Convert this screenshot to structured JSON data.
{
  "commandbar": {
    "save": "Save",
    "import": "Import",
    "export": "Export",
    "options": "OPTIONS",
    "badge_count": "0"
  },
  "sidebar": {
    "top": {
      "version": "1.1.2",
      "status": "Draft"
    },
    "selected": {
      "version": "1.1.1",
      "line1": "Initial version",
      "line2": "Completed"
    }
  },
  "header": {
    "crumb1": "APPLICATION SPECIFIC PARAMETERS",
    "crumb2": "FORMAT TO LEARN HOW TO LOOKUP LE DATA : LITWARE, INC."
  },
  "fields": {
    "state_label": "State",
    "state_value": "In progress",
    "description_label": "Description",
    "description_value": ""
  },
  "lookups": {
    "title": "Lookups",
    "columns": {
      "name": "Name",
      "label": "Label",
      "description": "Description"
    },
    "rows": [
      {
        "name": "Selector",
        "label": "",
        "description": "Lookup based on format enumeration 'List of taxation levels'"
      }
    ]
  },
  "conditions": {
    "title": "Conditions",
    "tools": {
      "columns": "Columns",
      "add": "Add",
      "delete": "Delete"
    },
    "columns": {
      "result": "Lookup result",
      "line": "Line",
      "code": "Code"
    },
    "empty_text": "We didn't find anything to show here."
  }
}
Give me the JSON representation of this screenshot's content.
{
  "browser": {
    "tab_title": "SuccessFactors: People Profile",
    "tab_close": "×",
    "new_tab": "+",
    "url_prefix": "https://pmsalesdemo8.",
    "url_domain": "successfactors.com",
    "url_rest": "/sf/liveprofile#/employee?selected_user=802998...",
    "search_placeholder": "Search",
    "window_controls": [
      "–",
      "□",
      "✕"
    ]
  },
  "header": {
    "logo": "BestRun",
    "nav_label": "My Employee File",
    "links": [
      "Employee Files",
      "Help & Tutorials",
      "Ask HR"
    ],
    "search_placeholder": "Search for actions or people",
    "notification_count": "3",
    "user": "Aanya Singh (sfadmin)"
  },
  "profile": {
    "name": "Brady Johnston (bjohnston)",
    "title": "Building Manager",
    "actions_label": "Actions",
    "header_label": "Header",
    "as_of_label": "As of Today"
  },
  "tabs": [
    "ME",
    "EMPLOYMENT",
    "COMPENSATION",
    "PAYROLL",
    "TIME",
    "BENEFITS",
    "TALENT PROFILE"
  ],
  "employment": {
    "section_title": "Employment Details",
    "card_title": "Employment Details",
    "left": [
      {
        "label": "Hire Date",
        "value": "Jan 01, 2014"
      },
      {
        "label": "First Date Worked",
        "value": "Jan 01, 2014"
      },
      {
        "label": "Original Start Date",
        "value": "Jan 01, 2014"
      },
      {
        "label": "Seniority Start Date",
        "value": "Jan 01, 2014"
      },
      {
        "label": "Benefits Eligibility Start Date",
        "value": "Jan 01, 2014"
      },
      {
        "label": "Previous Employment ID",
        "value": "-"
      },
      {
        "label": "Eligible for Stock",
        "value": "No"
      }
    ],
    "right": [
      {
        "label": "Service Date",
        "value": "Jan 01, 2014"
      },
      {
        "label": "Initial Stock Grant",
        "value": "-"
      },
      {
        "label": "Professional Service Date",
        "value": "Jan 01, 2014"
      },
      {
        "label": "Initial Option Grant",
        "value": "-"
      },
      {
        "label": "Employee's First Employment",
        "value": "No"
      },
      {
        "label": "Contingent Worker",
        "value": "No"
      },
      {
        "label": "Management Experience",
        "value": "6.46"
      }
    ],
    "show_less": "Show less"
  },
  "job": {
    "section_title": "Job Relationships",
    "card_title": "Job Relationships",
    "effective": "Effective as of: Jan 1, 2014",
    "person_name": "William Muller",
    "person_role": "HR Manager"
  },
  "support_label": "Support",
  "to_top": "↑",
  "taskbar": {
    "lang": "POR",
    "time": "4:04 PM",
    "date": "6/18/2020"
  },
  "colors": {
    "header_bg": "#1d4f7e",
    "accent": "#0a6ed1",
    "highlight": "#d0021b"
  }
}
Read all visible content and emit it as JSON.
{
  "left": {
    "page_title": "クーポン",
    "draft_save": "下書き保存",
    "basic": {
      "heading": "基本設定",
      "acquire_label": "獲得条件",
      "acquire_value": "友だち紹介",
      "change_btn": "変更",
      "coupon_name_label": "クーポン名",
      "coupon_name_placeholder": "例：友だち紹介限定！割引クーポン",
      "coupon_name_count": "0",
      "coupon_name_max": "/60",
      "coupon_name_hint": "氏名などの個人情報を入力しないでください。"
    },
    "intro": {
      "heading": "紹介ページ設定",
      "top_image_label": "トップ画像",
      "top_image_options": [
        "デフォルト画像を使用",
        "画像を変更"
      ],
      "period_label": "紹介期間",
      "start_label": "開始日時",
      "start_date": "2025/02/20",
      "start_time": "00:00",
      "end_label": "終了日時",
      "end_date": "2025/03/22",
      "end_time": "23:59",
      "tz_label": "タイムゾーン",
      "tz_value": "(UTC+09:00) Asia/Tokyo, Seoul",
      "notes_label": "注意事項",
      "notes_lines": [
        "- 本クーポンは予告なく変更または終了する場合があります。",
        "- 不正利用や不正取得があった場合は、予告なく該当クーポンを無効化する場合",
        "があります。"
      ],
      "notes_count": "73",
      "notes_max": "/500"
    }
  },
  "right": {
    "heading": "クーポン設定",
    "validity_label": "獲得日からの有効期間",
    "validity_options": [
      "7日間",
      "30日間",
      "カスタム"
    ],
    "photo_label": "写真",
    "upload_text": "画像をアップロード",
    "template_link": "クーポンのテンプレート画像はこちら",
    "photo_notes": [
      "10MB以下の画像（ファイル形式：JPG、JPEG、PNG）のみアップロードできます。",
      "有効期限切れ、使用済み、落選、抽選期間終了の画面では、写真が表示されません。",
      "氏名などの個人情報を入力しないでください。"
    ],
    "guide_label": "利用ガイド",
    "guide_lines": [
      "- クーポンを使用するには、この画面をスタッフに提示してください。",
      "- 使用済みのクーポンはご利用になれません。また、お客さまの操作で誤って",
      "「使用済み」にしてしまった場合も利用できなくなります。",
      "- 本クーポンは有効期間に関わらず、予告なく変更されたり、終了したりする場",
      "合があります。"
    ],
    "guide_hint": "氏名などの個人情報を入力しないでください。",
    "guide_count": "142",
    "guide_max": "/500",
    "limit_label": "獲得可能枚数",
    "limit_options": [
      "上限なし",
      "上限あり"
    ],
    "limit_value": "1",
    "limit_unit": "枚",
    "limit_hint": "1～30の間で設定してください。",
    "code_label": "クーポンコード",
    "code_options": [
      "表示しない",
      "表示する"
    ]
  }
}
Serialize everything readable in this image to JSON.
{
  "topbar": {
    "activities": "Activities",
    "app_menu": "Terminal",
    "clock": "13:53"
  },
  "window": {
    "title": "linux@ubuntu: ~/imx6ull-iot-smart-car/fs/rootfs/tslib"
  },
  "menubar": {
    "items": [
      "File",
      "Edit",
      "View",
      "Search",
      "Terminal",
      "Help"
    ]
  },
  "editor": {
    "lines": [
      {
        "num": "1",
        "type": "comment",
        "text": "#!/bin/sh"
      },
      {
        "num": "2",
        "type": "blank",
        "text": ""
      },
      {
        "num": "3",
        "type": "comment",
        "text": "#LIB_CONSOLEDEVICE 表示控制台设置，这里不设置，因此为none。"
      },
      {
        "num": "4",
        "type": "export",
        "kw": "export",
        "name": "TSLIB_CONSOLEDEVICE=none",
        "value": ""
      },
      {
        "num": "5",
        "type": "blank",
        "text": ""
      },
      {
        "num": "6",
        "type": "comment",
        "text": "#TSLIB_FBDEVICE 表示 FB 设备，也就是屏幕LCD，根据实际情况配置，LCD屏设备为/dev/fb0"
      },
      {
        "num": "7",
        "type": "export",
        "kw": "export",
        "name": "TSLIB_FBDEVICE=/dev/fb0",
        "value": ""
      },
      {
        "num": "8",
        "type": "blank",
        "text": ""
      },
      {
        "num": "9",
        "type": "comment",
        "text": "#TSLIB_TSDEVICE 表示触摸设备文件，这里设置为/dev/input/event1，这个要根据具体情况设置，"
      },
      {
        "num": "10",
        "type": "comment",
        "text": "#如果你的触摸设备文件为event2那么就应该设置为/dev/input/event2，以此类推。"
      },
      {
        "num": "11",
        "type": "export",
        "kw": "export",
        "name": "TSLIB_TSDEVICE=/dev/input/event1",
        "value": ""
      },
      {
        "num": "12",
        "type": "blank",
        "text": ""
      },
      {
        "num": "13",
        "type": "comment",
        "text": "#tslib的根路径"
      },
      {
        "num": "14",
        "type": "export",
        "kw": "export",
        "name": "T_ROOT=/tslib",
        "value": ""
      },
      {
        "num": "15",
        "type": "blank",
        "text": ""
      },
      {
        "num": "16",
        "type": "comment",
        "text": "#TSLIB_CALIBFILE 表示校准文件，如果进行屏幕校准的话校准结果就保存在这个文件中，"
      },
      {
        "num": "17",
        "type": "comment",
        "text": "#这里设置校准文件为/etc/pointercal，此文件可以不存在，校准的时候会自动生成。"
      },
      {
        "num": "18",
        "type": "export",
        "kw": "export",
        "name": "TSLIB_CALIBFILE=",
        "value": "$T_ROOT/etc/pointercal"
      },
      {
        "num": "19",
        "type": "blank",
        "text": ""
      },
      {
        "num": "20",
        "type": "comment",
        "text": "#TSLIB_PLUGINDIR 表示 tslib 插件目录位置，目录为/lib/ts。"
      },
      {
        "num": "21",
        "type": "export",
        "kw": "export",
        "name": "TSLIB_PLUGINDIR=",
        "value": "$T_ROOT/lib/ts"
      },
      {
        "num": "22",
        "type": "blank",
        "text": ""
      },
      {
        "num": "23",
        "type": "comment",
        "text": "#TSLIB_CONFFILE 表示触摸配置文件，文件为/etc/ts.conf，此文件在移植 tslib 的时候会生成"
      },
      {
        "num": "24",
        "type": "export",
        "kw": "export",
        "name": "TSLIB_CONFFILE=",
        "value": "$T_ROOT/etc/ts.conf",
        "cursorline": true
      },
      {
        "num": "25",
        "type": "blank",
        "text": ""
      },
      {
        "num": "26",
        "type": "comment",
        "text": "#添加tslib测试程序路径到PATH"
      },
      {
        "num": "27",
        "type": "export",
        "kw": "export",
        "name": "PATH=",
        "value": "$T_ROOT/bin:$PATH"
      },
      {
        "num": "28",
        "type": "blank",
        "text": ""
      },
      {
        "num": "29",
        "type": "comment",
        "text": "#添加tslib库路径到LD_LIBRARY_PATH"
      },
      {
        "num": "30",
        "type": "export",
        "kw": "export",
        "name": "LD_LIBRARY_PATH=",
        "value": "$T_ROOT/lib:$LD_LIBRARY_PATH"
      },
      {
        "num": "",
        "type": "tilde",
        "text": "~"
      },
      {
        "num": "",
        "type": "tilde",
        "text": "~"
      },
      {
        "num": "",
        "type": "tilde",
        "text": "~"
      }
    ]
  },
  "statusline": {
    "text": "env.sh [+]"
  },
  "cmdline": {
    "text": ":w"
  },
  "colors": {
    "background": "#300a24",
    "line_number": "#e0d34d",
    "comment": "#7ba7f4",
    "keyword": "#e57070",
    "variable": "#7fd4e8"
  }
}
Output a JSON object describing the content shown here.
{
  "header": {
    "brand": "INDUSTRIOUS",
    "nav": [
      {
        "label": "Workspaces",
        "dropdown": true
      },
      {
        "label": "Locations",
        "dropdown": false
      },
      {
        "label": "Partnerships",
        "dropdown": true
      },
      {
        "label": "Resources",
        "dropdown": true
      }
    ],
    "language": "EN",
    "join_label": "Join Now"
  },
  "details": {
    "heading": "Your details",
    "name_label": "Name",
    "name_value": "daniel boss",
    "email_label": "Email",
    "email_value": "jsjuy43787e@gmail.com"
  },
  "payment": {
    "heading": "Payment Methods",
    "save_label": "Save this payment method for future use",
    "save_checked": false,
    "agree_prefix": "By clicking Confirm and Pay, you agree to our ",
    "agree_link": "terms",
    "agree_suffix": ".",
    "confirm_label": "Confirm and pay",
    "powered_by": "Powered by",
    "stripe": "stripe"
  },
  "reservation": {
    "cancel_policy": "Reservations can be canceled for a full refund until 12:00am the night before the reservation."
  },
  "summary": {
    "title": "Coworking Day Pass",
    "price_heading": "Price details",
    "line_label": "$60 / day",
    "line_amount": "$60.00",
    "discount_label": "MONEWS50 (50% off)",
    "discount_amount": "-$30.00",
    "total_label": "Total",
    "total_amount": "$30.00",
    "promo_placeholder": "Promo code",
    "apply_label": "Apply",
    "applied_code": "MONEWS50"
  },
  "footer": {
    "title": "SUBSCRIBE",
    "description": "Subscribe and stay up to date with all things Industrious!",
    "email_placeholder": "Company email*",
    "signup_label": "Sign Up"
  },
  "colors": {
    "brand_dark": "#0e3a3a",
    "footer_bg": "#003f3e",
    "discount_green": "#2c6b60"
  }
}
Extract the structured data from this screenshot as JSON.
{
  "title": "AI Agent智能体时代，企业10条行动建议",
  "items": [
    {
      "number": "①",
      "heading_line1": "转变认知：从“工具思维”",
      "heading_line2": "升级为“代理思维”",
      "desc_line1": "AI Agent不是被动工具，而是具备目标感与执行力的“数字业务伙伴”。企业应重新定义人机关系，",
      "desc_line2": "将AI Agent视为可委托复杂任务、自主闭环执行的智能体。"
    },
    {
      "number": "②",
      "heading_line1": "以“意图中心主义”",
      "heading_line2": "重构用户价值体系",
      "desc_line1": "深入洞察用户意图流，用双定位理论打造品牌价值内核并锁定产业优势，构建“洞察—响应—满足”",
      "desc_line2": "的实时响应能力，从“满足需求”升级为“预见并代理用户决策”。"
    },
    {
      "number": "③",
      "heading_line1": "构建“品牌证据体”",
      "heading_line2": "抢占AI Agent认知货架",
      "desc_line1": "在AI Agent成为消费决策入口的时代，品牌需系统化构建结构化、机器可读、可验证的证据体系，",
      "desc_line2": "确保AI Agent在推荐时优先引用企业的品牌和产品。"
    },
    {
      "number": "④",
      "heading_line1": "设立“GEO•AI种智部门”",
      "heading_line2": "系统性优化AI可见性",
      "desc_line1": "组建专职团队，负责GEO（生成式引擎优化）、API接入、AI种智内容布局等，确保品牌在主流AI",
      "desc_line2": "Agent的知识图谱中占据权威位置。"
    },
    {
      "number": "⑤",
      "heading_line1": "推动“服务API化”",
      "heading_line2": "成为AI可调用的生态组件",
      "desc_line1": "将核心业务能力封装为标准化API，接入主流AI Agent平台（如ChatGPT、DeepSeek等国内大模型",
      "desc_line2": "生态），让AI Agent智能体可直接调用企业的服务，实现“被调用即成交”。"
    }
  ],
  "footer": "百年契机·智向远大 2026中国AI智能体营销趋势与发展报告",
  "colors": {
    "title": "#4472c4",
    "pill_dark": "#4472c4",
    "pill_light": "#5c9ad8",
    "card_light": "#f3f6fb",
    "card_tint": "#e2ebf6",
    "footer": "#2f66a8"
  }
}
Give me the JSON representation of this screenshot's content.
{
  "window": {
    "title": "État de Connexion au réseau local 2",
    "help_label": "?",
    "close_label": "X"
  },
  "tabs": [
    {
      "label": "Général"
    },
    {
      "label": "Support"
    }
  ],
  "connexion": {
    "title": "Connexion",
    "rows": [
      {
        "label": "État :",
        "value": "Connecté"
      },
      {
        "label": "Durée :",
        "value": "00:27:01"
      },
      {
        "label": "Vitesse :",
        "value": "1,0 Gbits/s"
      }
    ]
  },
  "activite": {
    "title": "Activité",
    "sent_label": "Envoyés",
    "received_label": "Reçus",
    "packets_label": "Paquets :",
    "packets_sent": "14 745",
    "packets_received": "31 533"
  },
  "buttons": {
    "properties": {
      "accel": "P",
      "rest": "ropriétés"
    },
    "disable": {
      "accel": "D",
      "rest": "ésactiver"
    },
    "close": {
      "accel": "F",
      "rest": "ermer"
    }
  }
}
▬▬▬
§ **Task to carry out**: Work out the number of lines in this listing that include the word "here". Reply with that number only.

§ **Reply**: 2